SES crews help flood-ravaged
A CONTINGENT of more than 60 SES volunteers packed their tents and sleeping bags and left Ipswich for flood-ravaged western Queensland early yesterday.
The group, which included eight Ipswich-based volunteers, battled flood-affected roads west of Toowoomba during the arduous trip to Charleville.
From today, the 66 SES personnel, two departmental liaison officers and one paramedic will spend three hard days cleaning up the mess that has been left behind as a result of the worst flooding in 120 years.
SES regional director Eddie Bennet said 12 volunteers from the Somerset region were also part of the team of south-east Queensland SES personnel.
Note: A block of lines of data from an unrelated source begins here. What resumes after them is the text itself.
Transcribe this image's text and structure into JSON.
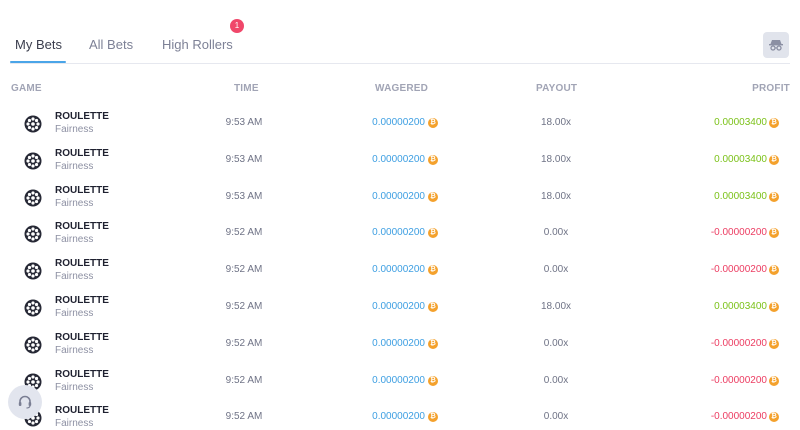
{
  "tabs": [
    {
      "label": "My Bets",
      "active": true
    },
    {
      "label": "All Bets",
      "active": false
    },
    {
      "label": "High Rollers",
      "active": false
    }
  ],
  "notification_count": "1",
  "hide_button_icon": "incognito-icon",
  "columns": {
    "game": "GAME",
    "time": "TIME",
    "wagered": "WAGERED",
    "payout": "PAYOUT",
    "profit": "PROFIT"
  },
  "currency_icon": "bitcoin-icon",
  "currency_glyph": "₿",
  "colors": {
    "accent": "#4aa5e8",
    "profit_positive": "#7cc21a",
    "profit_negative": "#ec3d62",
    "badge": "#f0476a",
    "coin": "#f4a12c"
  },
  "bets": [
    {
      "game": "ROULETTE",
      "sub": "Fairness",
      "time": "9:53 AM",
      "wagered": "0.00000200",
      "payout": "18.00x",
      "profit": "0.00003400",
      "positive": true
    },
    {
      "game": "ROULETTE",
      "sub": "Fairness",
      "time": "9:53 AM",
      "wagered": "0.00000200",
      "payout": "18.00x",
      "profit": "0.00003400",
      "positive": true
    },
    {
      "game": "ROULETTE",
      "sub": "Fairness",
      "time": "9:53 AM",
      "wagered": "0.00000200",
      "payout": "18.00x",
      "profit": "0.00003400",
      "positive": true
    },
    {
      "game": "ROULETTE",
      "sub": "Fairness",
      "time": "9:52 AM",
      "wagered": "0.00000200",
      "payout": "0.00x",
      "profit": "-0.00000200",
      "positive": false
    },
    {
      "game": "ROULETTE",
      "sub": "Fairness",
      "time": "9:52 AM",
      "wagered": "0.00000200",
      "payout": "0.00x",
      "profit": "-0.00000200",
      "positive": false
    },
    {
      "game": "ROULETTE",
      "sub": "Fairness",
      "time": "9:52 AM",
      "wagered": "0.00000200",
      "payout": "18.00x",
      "profit": "0.00003400",
      "positive": true
    },
    {
      "game": "ROULETTE",
      "sub": "Fairness",
      "time": "9:52 AM",
      "wagered": "0.00000200",
      "payout": "0.00x",
      "profit": "-0.00000200",
      "positive": false
    },
    {
      "game": "ROULETTE",
      "sub": "Fairness",
      "time": "9:52 AM",
      "wagered": "0.00000200",
      "payout": "0.00x",
      "profit": "-0.00000200",
      "positive": false
    },
    {
      "game": "ROULETTE",
      "sub": "Fairness",
      "time": "9:52 AM",
      "wagered": "0.00000200",
      "payout": "0.00x",
      "profit": "-0.00000200",
      "positive": false
    }
  ],
  "support_icon": "headset-icon"
}
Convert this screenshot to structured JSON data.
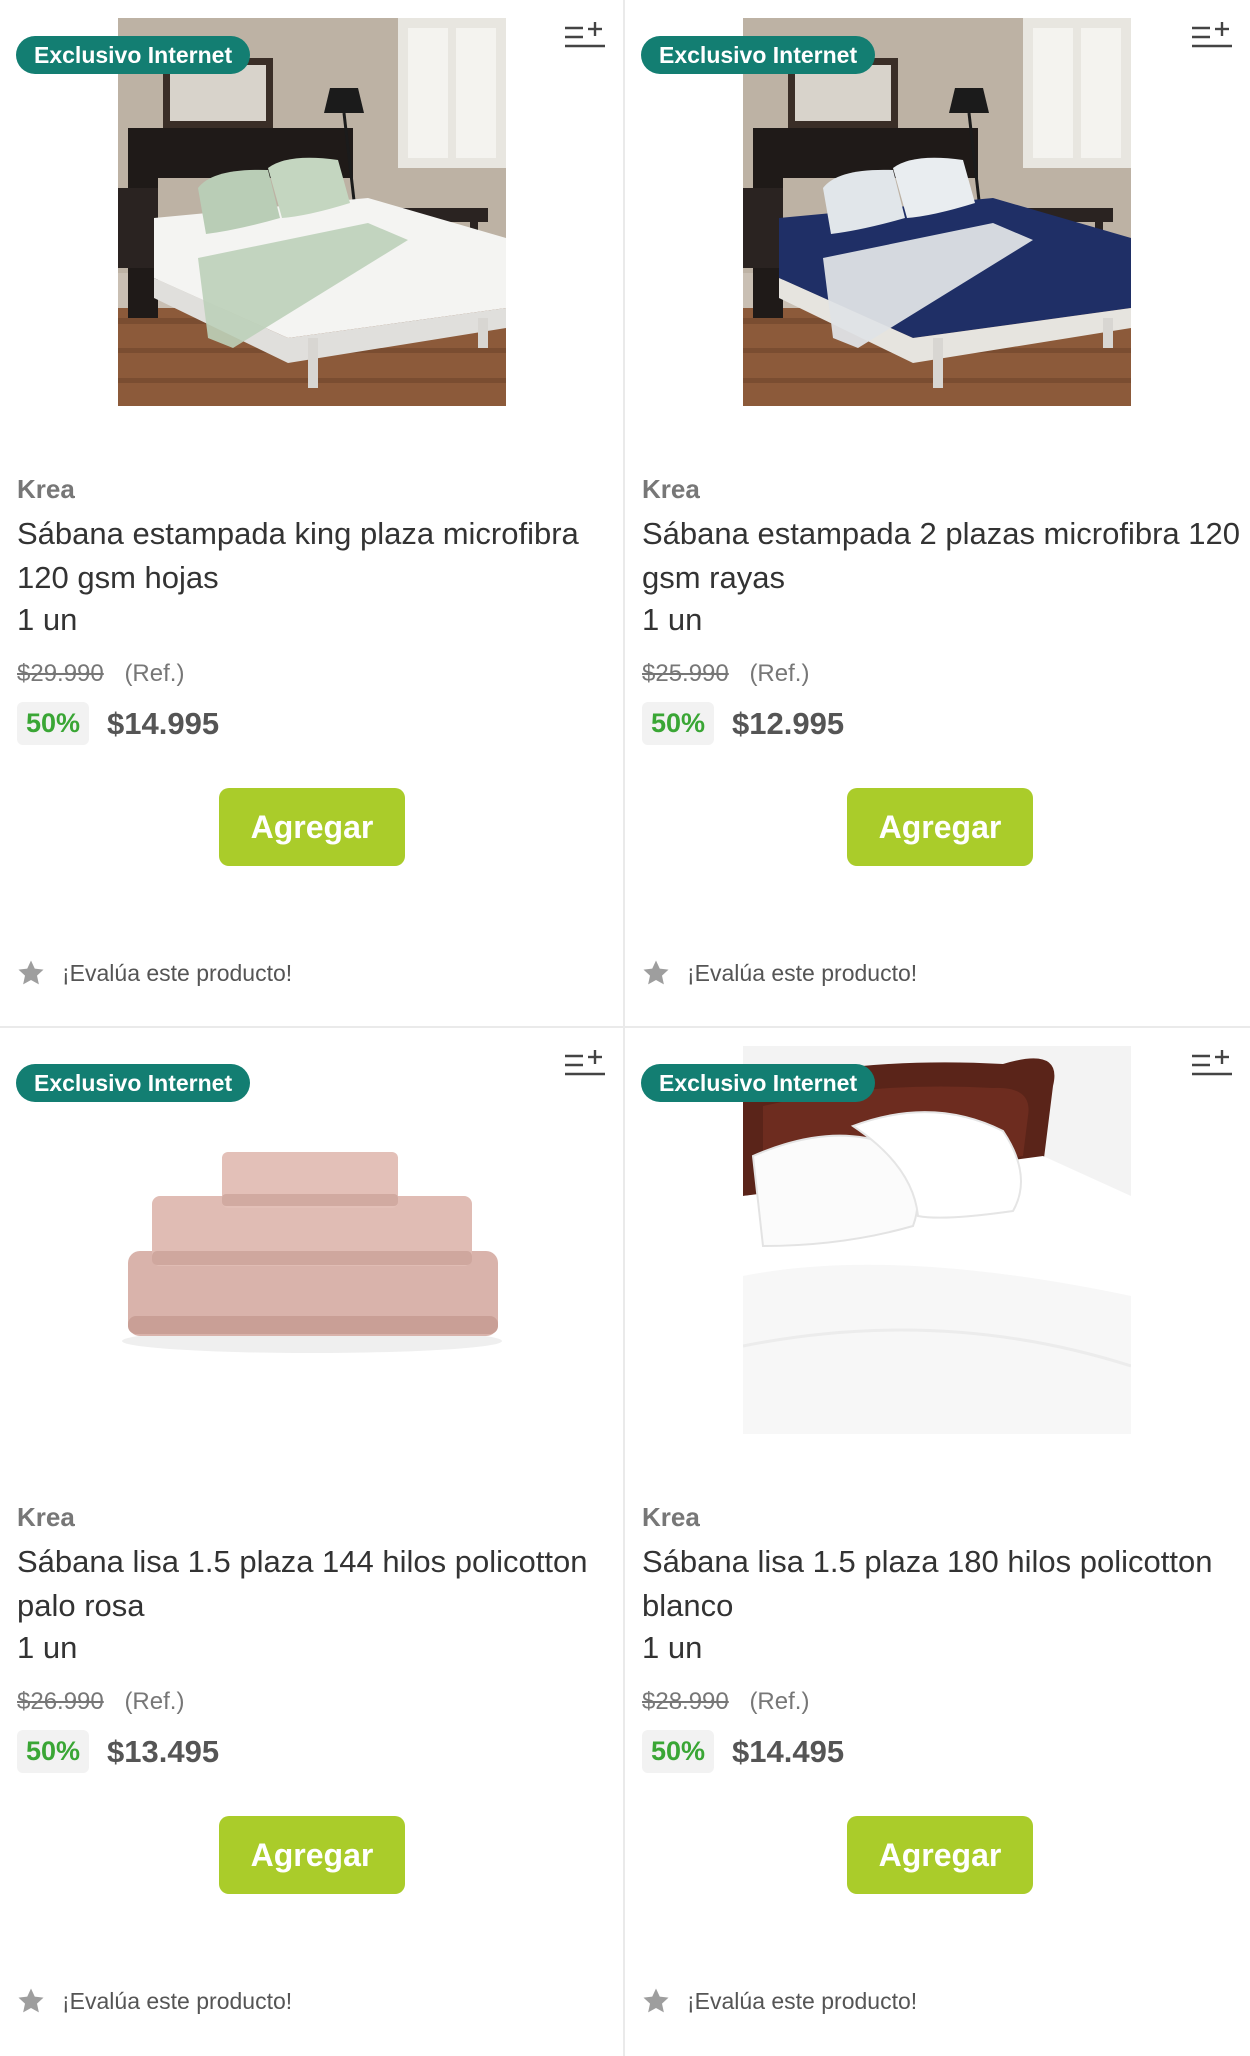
{
  "colors": {
    "badge": "#137e72",
    "button": "#aacc2a",
    "discount": "#3aa635"
  },
  "products": [
    {
      "badge": "Exclusivo Internet",
      "brand": "Krea",
      "title": "Sábana estampada king plaza microfibra 120 gsm hojas",
      "qty": "1 un",
      "old_price": "$29.990",
      "ref": "(Ref.)",
      "discount": "50%",
      "price": "$14.995",
      "button": "Agregar",
      "rate": "¡Evalúa este producto!",
      "image": "bed-white-sheets-leaf-pillows"
    },
    {
      "badge": "Exclusivo Internet",
      "brand": "Krea",
      "title": "Sábana estampada 2 plazas microfibra 120 gsm rayas",
      "qty": "1 un",
      "old_price": "$25.990",
      "ref": "(Ref.)",
      "discount": "50%",
      "price": "$12.995",
      "button": "Agregar",
      "rate": "¡Evalúa este producto!",
      "image": "bed-navy-sheets-striped-pillows"
    },
    {
      "badge": "Exclusivo Internet",
      "brand": "Krea",
      "title": "Sábana lisa 1.5 plaza 144 hilos policotton palo rosa",
      "qty": "1 un",
      "old_price": "$26.990",
      "ref": "(Ref.)",
      "discount": "50%",
      "price": "$13.495",
      "button": "Agregar",
      "rate": "¡Evalúa este producto!",
      "image": "folded-pink-sheets"
    },
    {
      "badge": "Exclusivo Internet",
      "brand": "Krea",
      "title": "Sábana lisa 1.5 plaza 180 hilos policotton blanco",
      "qty": "1 un",
      "old_price": "$28.990",
      "ref": "(Ref.)",
      "discount": "50%",
      "price": "$14.495",
      "button": "Agregar",
      "rate": "¡Evalúa este producto!",
      "image": "bed-white-sheets-wood-headboard"
    }
  ]
}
“They hit their first hurdle only a few hours into the trip yesterday, with road closures due to heavy rain near Dalby,” Mr Bennet said.
“They are going to have quite a task just to get there – the trip could take anything up to 15 hours.”
The blow-in volunteers are likely to spend all of their daylight hours working on the clean-up.
They will be fed by a dedicated catering team and will sleep outdoors in tents.
With even more rain forecast, the SES faces a tough and smelly task.
Ipswich SES group leader Beth Suhr said there was a good chance some of the volunteers could be sent to other flood-affected towns such as St George, Bollon and Dirranbandi.
“I remember going out to that area when the floods came in 1990, and I still remember the mess and the smell was just terrible,” Mrs Suhr said.
“All the shops and pubs will be out of action and the guys will be very isolated out there.”
Lifeline Community Care’s Ipswich division has sent three Lifeline officers to offer counselling to those affected.
Community Recovery Manager Richard Johnson said hundreds of homes had been damaged in Charleville and up to 100 people were sleeping in the evacuation centre.
Read about the big wet across Queensland ...
To keep up to date with the latest road closures across Queensland, visit www.131940.qld.gov.au.